In the ancient world, they didn’t have YouTube, so they had time to think about things like death. And they wondered what it would be like to die. And this is the answer they come up with: the hearse does not need a trunk for the luggage.
In the parable of the rich fool, there is a farmer who has an enormously successful harvest. He builds a bigger barn to hoard his success for himself. He thinks he has future security. But there is no such thing as future security. The certainty of death takes away all future security. That is why God calls him a fool because he thinks he has what he can never possess: future security.
Remember the parable of the master who gives talents to three servants, and one of the servants buries the money? Why does he do that? Because there are a thousand ways to lose money in the ancient world. You can take that five talents in the Gospel and buy a boatload of grain, knowing that your investment will double on its arrival at the next port. If the boat sinks, however, you lose your money. You could take your five talents to the bank, but there is always the risk in the ancient world that the bank will be robbed. You will lose your investment. You can give your money to an investor, and he could be run over by a Roman chariot and again, you lose your talents. The smartest way to secure your money in the ancient world was to dig a hole and bury your money. Everyone did it. So then why is the servant who did the safe, commonly accepted thing in burying the talent, why is that servant the bad guy? Because when the talent is in the ground, it is able to help anyone above ground.
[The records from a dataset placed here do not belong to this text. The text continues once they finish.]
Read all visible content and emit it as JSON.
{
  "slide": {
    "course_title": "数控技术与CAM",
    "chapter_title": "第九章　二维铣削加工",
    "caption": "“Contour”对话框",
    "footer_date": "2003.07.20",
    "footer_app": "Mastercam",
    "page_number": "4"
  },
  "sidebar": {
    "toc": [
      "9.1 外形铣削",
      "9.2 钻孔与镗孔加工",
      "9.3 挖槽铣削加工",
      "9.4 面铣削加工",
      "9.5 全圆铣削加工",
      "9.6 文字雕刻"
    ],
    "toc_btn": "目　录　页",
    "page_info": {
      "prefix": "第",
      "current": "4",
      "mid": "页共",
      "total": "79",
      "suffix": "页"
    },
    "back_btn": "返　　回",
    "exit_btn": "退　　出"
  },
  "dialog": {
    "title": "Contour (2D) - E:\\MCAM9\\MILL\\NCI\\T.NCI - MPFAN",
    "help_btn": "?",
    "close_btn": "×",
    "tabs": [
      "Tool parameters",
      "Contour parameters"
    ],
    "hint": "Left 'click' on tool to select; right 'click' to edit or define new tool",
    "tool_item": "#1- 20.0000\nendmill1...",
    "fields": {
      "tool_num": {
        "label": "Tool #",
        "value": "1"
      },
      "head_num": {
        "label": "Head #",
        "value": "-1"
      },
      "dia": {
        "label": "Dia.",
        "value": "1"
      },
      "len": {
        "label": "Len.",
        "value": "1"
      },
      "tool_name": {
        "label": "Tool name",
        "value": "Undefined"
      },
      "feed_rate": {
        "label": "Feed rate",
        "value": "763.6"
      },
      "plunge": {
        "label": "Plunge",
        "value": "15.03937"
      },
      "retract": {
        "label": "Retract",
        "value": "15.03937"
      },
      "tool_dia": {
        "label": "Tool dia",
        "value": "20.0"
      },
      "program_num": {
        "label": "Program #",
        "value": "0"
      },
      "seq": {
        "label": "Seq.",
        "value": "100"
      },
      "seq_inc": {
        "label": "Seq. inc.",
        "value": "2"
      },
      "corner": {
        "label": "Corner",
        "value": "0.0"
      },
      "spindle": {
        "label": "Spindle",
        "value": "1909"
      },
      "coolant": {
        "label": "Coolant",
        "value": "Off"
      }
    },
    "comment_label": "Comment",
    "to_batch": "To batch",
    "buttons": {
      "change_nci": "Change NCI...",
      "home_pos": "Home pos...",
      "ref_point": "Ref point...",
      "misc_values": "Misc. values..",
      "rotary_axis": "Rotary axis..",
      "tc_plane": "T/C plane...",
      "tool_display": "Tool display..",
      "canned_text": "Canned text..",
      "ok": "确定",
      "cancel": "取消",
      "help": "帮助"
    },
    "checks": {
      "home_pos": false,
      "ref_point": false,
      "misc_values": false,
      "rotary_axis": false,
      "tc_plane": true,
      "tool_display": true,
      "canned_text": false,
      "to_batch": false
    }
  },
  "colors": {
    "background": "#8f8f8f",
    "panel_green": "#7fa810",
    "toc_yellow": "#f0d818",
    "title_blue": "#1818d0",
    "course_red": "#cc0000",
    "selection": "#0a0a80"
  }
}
Now let’s return to the farmer with the bountiful harvest and let’s retell that parable with a happy ending. It would go something like this: There was a farmer who had a rich harvest. He said to himself, “Where am I going to put all of my food; my barns are not big enough, I know what I will do. My neighbor Joe, who has a potato farm, just lost his entire crop to bugs. I will fill up his empty barn, so he has something to live on this year. I just saw Paul at the general store the other day, and I asked him about his wheat field. He told me that his wife got cancer and he had to took care of her. He has no wheat this year. I will fill up his empty barn as well.” Then the man said, “God gave me extra this year so I could fill empty barns.” He dies, and two years later he looks down and to check out his neighbors. He sees that his neighbors are now filling other people’s empty barns. Naturally, the man is happy because he left behind a legacy. He made an impact on the world. Why does God give us gifts, talent, skills, and material wealth? It is not just for us; it is to help fill the emptiness of others. We, like God, are called to turn curses into blessings. After all, we are God’s partners.Back to All Homilies